* [Your assignment] Find each line below that includes "with", then copy it.

* [Record set]
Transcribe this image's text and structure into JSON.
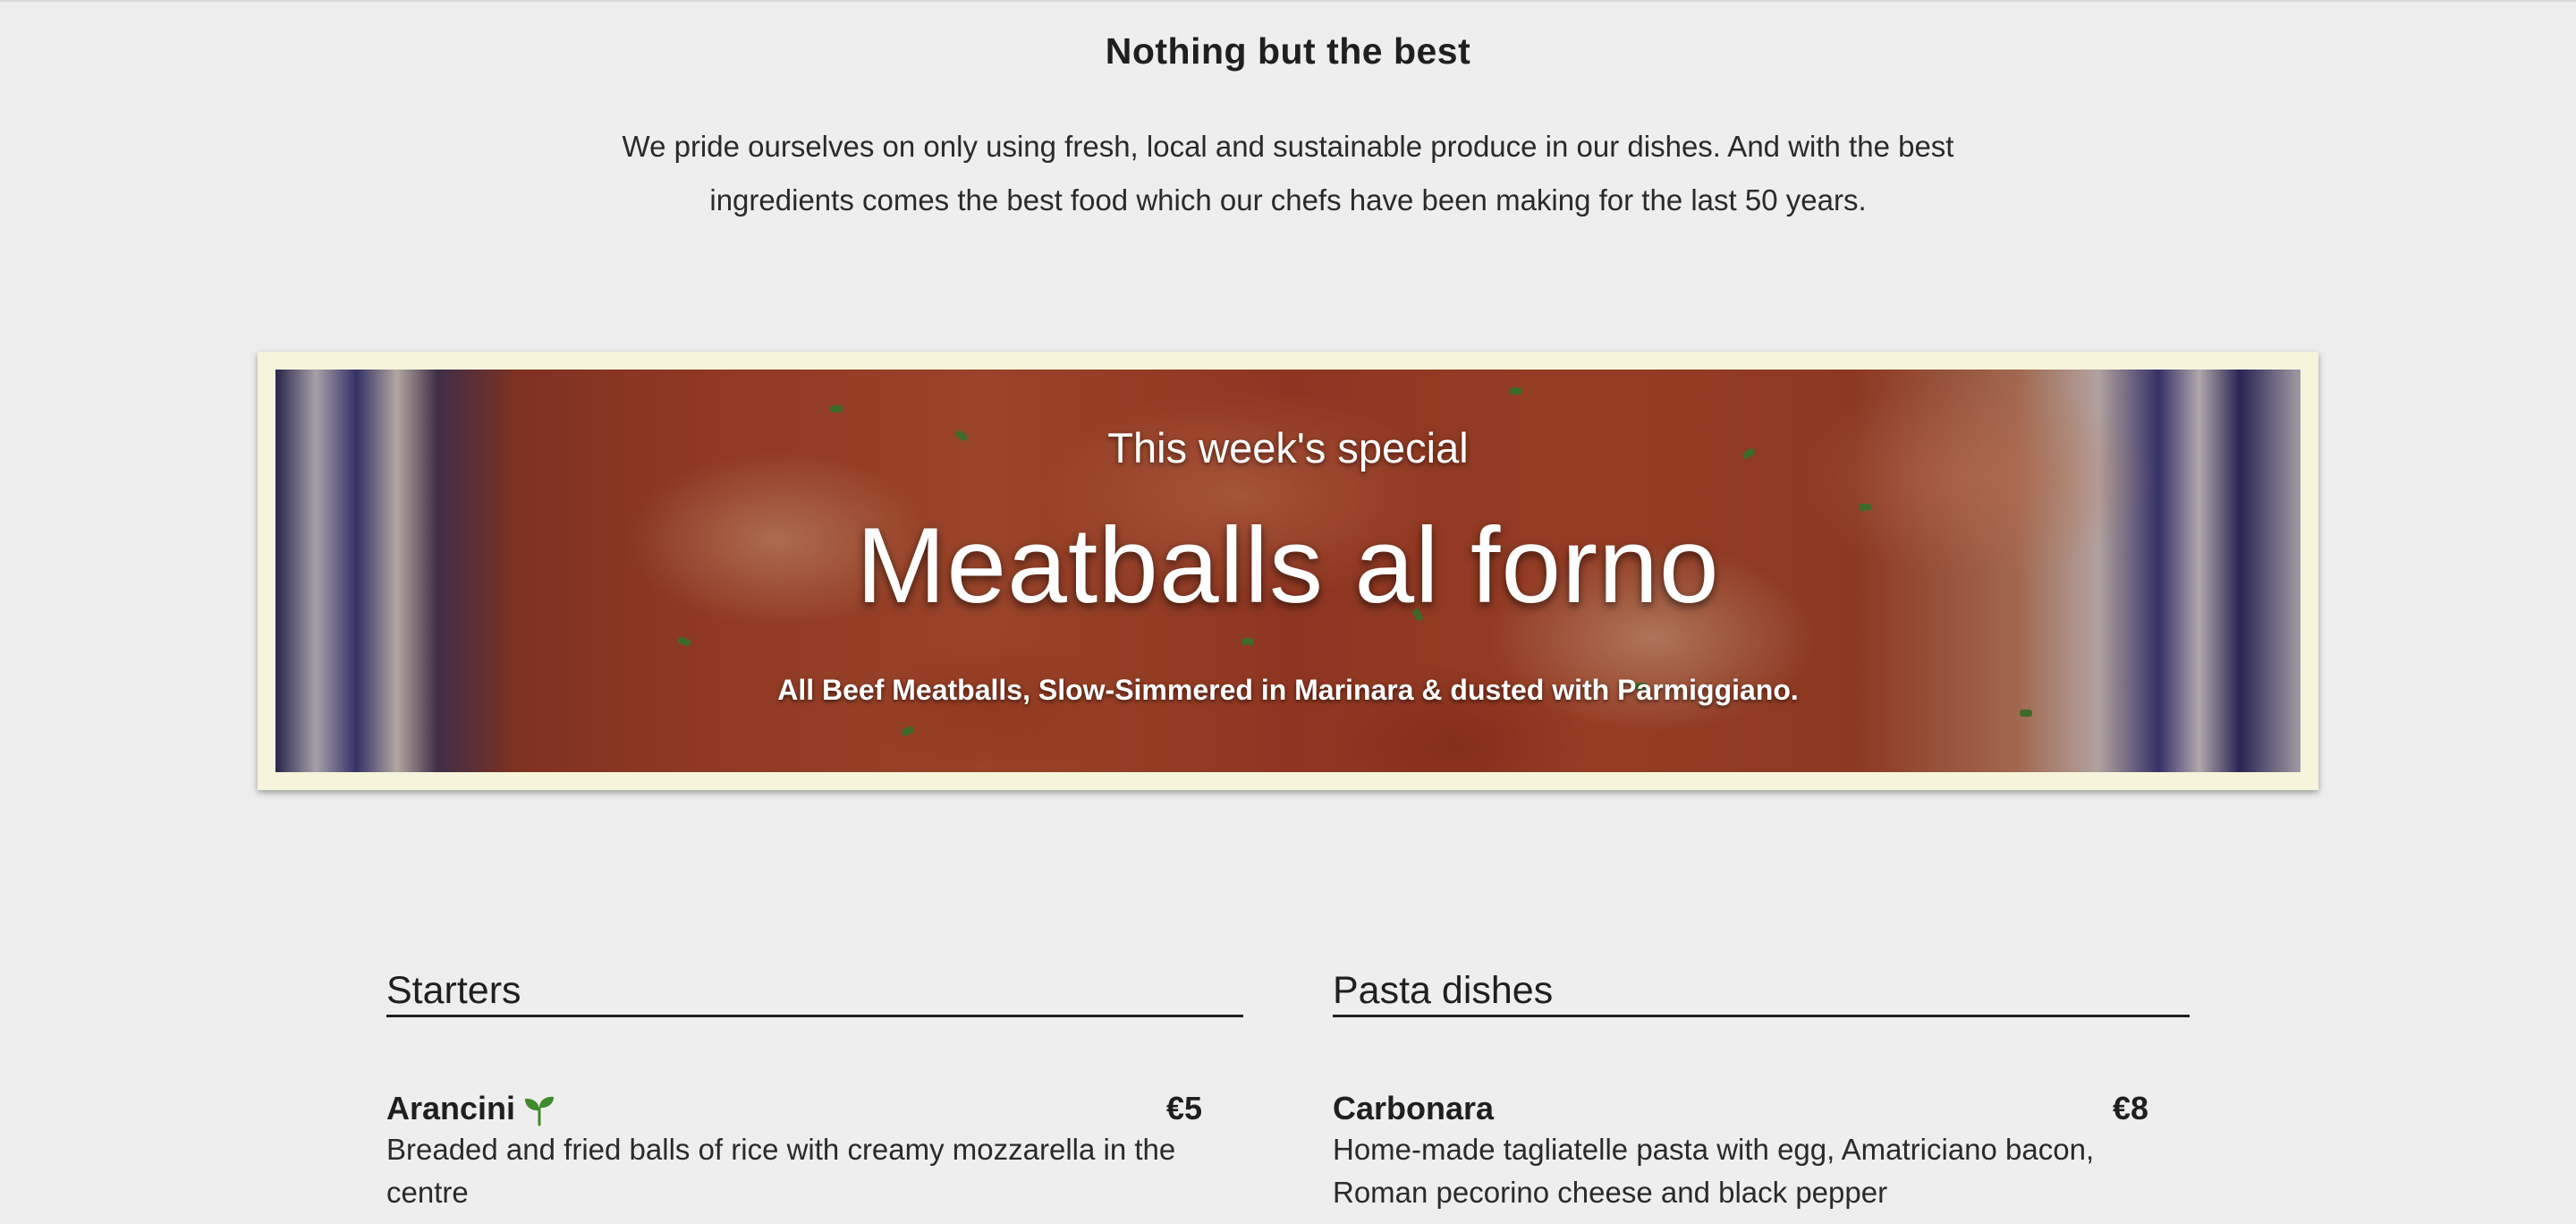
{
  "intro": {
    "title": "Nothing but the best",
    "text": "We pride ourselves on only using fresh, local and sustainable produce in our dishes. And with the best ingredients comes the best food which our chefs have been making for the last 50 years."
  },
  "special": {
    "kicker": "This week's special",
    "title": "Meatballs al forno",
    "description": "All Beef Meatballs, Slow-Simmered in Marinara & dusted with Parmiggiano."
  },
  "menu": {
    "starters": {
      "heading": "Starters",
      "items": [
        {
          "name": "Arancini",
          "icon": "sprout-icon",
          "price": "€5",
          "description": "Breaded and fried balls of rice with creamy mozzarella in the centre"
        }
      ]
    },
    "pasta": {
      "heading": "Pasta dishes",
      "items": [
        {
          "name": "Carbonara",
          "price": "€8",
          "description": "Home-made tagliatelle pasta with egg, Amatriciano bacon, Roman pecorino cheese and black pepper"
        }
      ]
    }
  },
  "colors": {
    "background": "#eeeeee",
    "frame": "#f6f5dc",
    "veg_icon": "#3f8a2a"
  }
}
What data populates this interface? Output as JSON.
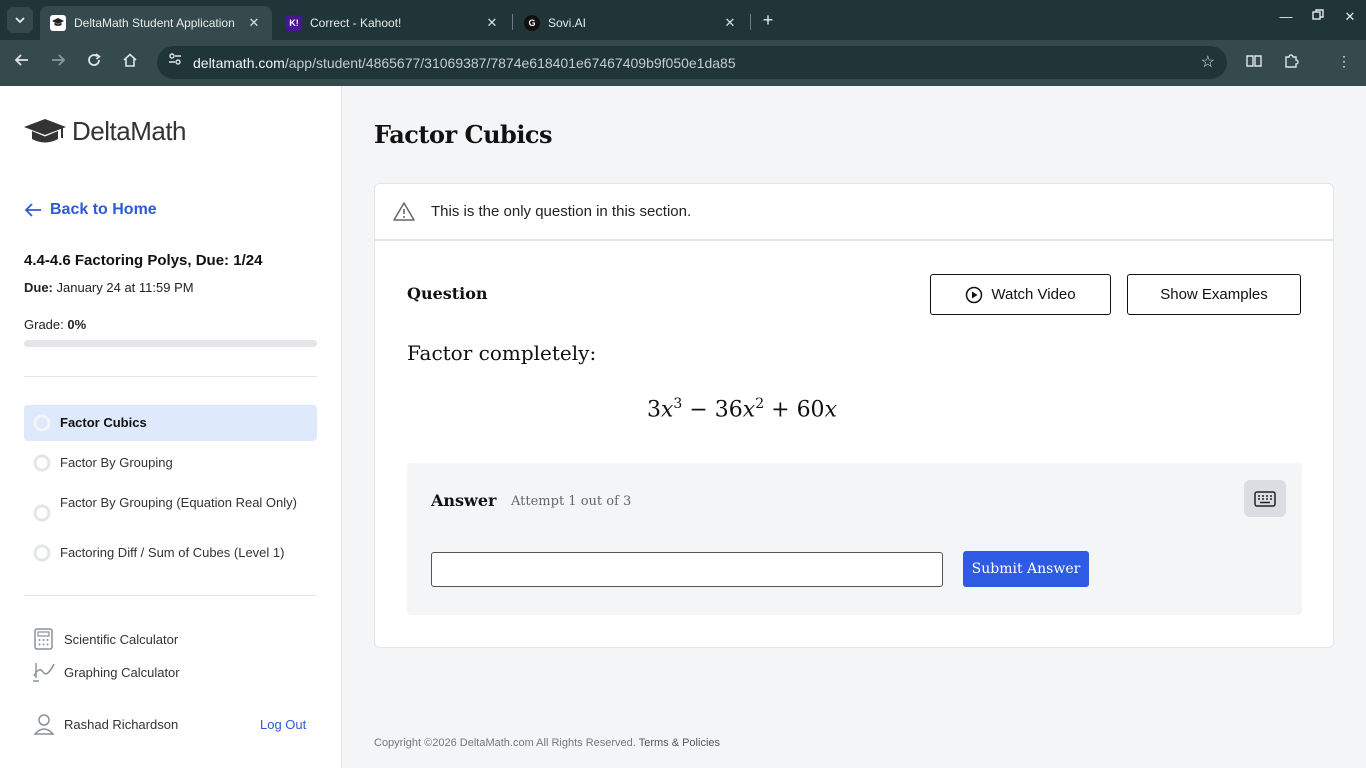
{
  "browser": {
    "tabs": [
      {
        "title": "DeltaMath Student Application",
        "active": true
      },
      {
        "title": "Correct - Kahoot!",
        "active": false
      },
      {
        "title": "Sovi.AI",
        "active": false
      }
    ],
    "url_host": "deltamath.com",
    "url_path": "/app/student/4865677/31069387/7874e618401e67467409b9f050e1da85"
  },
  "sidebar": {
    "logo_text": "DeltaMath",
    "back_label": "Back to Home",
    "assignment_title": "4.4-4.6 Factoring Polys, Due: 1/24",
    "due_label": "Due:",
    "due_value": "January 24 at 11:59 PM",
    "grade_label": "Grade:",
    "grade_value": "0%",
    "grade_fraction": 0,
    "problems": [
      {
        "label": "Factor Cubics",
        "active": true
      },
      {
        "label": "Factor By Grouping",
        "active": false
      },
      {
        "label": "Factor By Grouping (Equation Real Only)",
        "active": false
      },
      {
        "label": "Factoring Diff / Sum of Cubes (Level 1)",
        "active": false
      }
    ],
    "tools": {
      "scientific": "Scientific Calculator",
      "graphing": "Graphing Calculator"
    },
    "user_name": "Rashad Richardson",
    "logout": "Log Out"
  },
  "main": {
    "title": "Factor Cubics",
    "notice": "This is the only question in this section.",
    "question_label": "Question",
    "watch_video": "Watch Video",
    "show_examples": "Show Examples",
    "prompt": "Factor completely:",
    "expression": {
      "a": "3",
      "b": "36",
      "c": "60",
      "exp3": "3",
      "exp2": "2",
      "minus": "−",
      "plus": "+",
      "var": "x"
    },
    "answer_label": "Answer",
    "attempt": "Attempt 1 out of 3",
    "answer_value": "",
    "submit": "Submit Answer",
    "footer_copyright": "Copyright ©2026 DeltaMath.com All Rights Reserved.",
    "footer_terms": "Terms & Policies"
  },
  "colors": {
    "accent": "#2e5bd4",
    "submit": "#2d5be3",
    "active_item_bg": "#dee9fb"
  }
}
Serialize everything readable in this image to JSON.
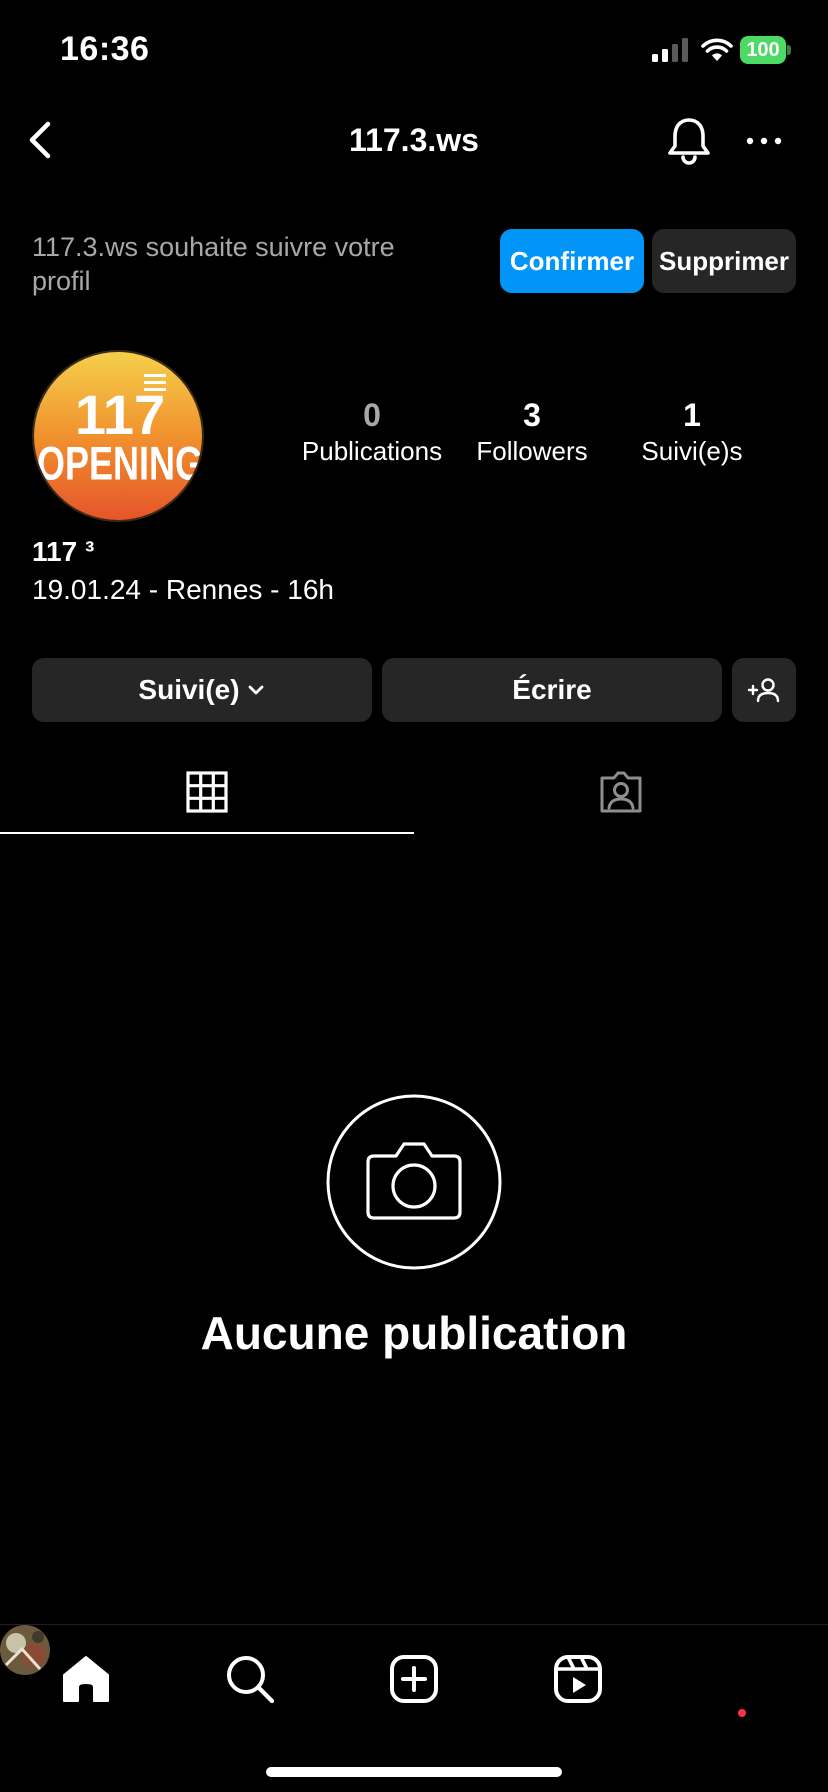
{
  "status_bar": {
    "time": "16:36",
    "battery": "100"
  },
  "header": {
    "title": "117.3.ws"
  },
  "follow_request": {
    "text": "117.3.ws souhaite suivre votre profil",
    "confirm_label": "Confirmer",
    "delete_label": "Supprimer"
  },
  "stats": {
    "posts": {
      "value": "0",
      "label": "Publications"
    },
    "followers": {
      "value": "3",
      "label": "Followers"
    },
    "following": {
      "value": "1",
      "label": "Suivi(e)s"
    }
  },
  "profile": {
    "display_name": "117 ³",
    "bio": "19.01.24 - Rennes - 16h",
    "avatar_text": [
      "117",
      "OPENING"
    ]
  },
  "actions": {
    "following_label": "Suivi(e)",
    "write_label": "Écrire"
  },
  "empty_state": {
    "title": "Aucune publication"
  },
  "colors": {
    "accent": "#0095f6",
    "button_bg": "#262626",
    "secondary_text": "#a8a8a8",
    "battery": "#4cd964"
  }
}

* [Finished task]
    "text": "We pride ourselves on only using fresh, local and sustainable produce in our dishes. And with the best ingredients comes the best food which our chefs have been making for the last 50 years."
    "description": "All Beef Meatballs, Slow-Simmered in Marinara & dusted with Parmiggiano."
          "description": "Breaded and fried balls of rice with creamy mozzarella in the centre"
          "description": "Home-made tagliatelle pasta with egg, Amatriciano bacon, Roman pecorino cheese and black pepper"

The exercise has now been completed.